Five protesters who disrupted a session of the U.S. Supreme Court by shouting disapproval of its rulings on campaign finance law were sentenced to one or two weekends in prison Monday after losing a bid to overturn a 1949 law restricting public protest at the court.
U.S. prosecutors had asked U.S. District Judge Christopher R. “Casey” Cooper in Washington to order 10-day jail sentences for the defendants, members of an organization called 99Rise. They had stood and spoken one-by-one just after the court was gaveled into session April 1, 2015, about a year after the justices had struck down overall limits on campaign contributions.
“Money is not speech. One person, one vote!” shouted defendant Matthew Kresling, 43, of Los Angeles, before being led away in 2015. David Bronstein, 30, of the District, sang, “We who believe in freedom shall not rest.” A third defendant demanded that the court overturn its campaign finance decision in Citizens United v. Federal Election Commission.
Cooper said that he appreciated the defendants’ commitment, public participation and community contributions and that the sentence had nothing to do with their views or exercise of free speech, only “how, where and when” they exercised that right.
“Courtrooms are special public forums,” Cooper said, drawing power and legitimacy not from police powers or the power of the purse such as the other branches of government, but from what Cooper described as the “law and mutual respect” of the judicial process.
The Supreme Court embodies the “legitimacy and independence of the federal judiciary, and that legitimacy is undermined when rules and traditions are flouted, even for a cause that you believe is just,” the judge said.
Cooper also said that the same group behind the protest, now known as Democracy Spring, had disrupted the court three times over a period of about a year and that defendants in the first two cases were not sentenced to additional jail time.
In seeking jail time, Assistant U.S. Attorney Lisa Nicole Waters called politically-charged speeches and “theatrics” a threat to the justice system’s integrity and impartiality.
Jail time “will promote respect for the law because it will send a clear message that this type of disruptive, uncontrollable conduct will not be tolerated,” Waters wrote in court filings.
Immediately after the protests, a court audio recording captured Chief Justice John G. Roberts Jr. saying, “Oh, please,” and Associate Justice Antonin Scalia grumbling, “Give them stiff, stiff sentences.”
Defendants, who pleaded guilty May 4, had asked to be sentenced to the 30 hours of jail time they had served after their arrest, and after Monday’s sentencing voiced sentiments ranging from relief to irritation at the government resources spent on the case against them.
Cooper sentenced Kresling to two weekends in prison citing an additional recent arrest at a protest at a Pennsylvania state lawmaker’s office. The four others each received a sentence of one weekend. All five were ordered to stay away from the Supreme Court for one year.
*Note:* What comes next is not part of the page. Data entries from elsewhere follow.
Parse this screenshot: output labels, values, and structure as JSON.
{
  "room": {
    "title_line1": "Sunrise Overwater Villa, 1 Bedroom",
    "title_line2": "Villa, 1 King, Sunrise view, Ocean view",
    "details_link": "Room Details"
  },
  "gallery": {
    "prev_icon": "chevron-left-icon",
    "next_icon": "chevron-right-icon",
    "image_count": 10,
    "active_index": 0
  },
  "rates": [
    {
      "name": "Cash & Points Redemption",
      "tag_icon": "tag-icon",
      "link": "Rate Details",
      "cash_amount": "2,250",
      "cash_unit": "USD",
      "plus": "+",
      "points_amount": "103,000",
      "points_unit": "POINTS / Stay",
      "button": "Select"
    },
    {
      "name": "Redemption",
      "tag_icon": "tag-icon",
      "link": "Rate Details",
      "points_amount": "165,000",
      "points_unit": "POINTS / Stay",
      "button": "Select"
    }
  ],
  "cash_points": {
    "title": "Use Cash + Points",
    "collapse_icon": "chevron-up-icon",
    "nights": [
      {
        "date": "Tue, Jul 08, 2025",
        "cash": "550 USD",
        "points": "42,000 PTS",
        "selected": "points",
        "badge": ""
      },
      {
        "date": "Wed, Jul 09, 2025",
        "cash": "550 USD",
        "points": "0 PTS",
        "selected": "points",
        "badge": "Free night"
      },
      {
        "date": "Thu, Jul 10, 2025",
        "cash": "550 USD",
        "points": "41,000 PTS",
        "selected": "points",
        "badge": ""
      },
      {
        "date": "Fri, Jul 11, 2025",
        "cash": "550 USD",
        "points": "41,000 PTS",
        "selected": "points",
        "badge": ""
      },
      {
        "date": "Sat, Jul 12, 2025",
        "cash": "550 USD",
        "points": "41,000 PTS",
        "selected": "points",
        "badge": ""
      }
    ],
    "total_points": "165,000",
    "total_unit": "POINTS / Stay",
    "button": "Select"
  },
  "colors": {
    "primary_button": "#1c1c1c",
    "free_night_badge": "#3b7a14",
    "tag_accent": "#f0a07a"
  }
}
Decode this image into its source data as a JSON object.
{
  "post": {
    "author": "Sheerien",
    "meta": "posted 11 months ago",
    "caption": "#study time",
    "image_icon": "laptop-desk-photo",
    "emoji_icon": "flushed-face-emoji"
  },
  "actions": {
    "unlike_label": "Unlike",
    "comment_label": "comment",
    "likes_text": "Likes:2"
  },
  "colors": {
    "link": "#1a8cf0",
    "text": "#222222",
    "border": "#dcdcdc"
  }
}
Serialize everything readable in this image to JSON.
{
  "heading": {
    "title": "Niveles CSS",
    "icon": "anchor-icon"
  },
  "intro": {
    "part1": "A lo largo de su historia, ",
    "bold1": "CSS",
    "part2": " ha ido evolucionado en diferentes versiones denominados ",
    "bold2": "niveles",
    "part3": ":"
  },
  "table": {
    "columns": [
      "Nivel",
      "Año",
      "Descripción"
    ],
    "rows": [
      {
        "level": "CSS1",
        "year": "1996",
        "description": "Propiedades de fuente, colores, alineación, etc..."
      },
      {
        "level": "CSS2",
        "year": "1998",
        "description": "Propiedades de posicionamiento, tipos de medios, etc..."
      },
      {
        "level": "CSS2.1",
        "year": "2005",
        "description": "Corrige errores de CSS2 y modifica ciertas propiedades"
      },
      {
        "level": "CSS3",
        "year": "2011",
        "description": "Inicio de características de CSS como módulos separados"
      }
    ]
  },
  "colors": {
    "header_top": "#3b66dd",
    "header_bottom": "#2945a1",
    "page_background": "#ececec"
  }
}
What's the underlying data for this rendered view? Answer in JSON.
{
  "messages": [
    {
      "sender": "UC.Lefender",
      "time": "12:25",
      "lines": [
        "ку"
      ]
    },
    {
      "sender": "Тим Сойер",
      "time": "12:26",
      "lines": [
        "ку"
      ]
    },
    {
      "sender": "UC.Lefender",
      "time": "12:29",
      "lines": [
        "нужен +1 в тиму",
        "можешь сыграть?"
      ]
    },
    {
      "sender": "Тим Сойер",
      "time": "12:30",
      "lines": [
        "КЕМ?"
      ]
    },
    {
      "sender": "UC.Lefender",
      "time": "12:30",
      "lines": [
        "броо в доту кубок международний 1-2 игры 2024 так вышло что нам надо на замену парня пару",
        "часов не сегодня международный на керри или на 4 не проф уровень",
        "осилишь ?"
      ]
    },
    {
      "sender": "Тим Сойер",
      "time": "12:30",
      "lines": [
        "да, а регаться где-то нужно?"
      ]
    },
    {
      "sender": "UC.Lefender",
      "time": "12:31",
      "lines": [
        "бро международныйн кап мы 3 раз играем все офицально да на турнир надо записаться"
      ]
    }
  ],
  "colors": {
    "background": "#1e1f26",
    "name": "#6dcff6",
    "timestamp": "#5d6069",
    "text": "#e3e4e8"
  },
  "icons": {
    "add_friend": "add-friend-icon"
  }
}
In a statement he posted online and read in court, Kresling called it a paradox that the law the protesters were charged with violating was written to prevent groups such as the Ku Klux Klan from attempting to intimidate courts and juries.
By contrast, he said, he and his friends intended to speak out for average citizens who now think American democracy is rigged by a controlling, moneyed elite of wealthy donors.
“If we’d truly wished to intimidate the court, everyone knows that the best way to do it would have been to make massive contributions, in one form or another, to a politician who would subsequently make or approve judiciary appointments favorable to our interests,” Kresling wrote in his prepared statement. “That’s how modern Klans, in their various guises, influence the court in our time, when money is speech and mere speaking, apparently, is criminal.”
Kai Newkirk, organizer of Democracy Spring, said after the sentencing that the group has no current plans to disrupt the high court but will continue nonviolent protests to encourage Americans to take actions with their legislatures to pass reforms of campaign finance and voting access laws.